While we’ve known proteins impact the fate of RNA (e.g. mark it for degradation), we are now discovering riboregulation – a process where a protein fate is determined by linked RNA. Ribosomes were largely thought of as pretty much identical, but recent work has demonstrated they contain up to 200 additional assembly factors comprising structural proteins, enzymes, and RNA. What I found most fascinating was different types of ribosomes have been shown to exclusively process certain networks of RNA, in a manner analogous to bacterial operons. This wonderful talk was delivered by Maria Barna (Stanford), an Early Career Award winner. I certainly look forward to listening to her again this fall when she attends a gig in my neighborhood. (http://meetings.embo.org/event/19-rnp-networks)
Our poster on iMaps was one of roughly 300 posters presented that evening. Even so, it generated a lot of interest and I found myself with dry mouth and out of breath after talking for nearly 3 hours non-stop. It’s exhilarating, albeit exhausting, when your work creates so much interest. Still, a welcome change from my days as a lowly graduate student.
For the uninitiated, iMaps is a tool Genialis developed in collaboration with the Ule lab (UCL Institute of Neurology, London, UK) to standardize CLIP data management & analysis. iMaps endeavors to be the world’s largest continuously curated database of CLIP data, and already hosts hundreds of annotated samples available to the public.
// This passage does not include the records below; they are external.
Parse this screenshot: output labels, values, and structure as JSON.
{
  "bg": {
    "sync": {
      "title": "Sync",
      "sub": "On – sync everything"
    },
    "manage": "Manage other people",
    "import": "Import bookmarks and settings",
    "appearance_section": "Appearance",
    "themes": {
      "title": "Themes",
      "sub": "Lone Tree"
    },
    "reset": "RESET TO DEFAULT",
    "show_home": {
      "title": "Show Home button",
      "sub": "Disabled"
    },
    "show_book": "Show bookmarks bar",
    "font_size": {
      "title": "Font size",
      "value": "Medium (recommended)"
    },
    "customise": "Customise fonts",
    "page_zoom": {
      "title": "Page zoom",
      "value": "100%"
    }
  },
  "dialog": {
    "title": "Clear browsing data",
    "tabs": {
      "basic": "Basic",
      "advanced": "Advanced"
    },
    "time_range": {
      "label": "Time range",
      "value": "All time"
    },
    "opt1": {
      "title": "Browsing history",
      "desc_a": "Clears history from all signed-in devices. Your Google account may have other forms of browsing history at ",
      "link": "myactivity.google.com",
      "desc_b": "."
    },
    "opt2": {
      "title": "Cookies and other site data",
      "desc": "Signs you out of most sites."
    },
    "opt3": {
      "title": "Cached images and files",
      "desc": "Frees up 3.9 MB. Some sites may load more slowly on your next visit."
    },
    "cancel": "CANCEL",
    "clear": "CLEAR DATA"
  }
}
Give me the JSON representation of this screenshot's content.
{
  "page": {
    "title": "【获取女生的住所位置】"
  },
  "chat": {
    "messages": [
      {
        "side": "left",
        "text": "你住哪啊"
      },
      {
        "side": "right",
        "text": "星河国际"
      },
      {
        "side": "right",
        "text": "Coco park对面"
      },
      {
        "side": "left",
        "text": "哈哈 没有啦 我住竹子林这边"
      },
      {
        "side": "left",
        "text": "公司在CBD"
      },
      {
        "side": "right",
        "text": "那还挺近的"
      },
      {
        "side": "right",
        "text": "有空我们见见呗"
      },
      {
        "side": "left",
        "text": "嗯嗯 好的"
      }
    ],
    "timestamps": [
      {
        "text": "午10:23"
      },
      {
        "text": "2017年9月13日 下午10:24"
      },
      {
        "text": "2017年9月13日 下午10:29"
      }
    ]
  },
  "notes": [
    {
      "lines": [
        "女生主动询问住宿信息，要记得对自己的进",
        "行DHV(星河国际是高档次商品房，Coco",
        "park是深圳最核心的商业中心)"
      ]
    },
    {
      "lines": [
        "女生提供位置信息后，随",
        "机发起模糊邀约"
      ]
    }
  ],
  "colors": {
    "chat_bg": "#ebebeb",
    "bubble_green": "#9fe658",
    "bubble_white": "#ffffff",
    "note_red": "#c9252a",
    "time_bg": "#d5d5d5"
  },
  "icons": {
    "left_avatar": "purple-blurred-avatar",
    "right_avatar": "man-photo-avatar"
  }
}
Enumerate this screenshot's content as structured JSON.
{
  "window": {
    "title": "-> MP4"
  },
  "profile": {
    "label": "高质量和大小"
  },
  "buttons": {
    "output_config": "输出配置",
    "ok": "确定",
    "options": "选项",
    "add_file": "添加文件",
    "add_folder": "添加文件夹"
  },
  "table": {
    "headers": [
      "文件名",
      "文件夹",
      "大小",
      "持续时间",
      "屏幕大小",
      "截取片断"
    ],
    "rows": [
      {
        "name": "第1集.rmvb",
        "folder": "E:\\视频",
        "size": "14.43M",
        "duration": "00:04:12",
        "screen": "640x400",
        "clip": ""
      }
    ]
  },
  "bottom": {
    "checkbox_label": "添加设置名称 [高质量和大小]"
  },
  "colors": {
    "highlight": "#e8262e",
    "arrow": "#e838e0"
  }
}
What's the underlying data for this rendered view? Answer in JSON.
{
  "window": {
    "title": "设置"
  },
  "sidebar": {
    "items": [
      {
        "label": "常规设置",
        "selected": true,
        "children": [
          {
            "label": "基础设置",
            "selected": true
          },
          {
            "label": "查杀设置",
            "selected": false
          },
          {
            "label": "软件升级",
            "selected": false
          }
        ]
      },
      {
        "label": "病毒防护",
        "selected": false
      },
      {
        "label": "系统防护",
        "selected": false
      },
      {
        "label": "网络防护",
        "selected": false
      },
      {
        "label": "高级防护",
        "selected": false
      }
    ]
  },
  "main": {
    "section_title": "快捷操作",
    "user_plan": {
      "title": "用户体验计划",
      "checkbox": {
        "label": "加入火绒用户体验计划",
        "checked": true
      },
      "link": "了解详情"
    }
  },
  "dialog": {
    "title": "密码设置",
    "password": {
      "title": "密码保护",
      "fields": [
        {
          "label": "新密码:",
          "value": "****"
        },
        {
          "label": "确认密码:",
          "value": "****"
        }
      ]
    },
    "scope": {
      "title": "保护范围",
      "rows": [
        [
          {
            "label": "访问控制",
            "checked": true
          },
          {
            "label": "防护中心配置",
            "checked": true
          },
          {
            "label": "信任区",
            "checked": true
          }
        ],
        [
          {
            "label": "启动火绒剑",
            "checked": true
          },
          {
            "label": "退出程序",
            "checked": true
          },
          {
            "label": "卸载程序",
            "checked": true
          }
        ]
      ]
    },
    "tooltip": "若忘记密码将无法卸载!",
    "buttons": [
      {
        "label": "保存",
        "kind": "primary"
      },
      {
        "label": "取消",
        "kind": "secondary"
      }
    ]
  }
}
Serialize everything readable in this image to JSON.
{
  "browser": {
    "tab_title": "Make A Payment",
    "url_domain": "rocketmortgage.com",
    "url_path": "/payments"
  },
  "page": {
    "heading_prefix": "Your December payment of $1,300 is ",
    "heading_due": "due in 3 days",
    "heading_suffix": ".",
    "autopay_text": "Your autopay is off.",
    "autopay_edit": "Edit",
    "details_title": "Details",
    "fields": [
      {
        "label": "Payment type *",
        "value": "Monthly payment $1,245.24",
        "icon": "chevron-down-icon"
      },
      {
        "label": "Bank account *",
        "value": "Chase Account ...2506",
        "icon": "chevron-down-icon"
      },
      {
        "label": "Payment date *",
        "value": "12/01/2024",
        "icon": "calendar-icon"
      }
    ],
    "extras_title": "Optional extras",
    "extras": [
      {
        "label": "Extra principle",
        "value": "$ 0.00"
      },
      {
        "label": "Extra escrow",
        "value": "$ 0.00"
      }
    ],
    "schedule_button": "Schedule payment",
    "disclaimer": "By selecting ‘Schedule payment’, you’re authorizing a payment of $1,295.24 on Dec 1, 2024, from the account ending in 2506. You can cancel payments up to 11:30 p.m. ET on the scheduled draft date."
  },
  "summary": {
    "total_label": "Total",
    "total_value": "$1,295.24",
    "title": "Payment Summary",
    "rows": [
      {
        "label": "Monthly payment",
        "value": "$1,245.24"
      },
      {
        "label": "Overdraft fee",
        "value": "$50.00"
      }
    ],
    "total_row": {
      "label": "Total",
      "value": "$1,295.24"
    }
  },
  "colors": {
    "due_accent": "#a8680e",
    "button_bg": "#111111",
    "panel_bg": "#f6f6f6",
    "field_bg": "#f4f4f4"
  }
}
You can check out our poster here or check out our iMaps server here.
The morning session, entitled “Interconnected RNA”, attempted to show how all RNA-related processes are interconnected. RNA transcription directly influences translation and degradation, even though transcription takes place in the nucleus and translation/degradation happens in the cytoplasm. The entire process is mediated by a host of RNA binding proteins, which I’m sure you’ve figured out was the crux of the conference. We now know the immune system, for example, is regulated in intricate ways at the RNA level. We are but glimpsing mechanisms that may come to change medicine as we know it.
I had a chance to attend a session on computational methods for RNA analysis before my flight back home. There were interesting presentations about methods for RNA splicing analysis, Grad-seq (RNA-Seq + MassSpec), measuring lengths of Poly(A) tails using Oxford Nanopore sequencing, and ClickSeq (another kind of 3’-end sequencing). I had a chance to present iMaps once again, with Jernej Ule and Gene Yeo (Eclipse Bio, CA) beaming from the front rows. A little bit of competition always helps make the game of science a little more…interesting 😉
The RNA Society Meeting left me with a profound sense of wonder and appreciation for all the hard work of my peers, and the giants on whose shoulders we stand. I feel reinvigorated and energized to continue my work at Genialis, and I hope to update you on our progress in the coming months.
About the Author
Luka Ausec, PhD
VP Scientific Discovery
Luka directs internal R&D and partnership projects, and manages the customer-facing team of informatics support specialists. He ensures Genialis delivers model driven insights that exceed partner expectations. A microbiologist turned bioinformatician, Luka enjoys teaching Python and tai chi in his free time.
Genialis is a data science company based in San Ramon, California, Houston, Texas, and Ljubljana, Slovenia. Genialis’ team of biologists and data scientists is passionate about helping realize the promise of precision medicine. Recognizing that each patient’s biology is their own, Genialis champions an approach to developing model that consider diverse data in concert with focused experiments and trials.
For more information, visit www.genialis.com and follow @genialis on LinkedIn and Twitter. Or contact:
CCO, Genialis, Inc.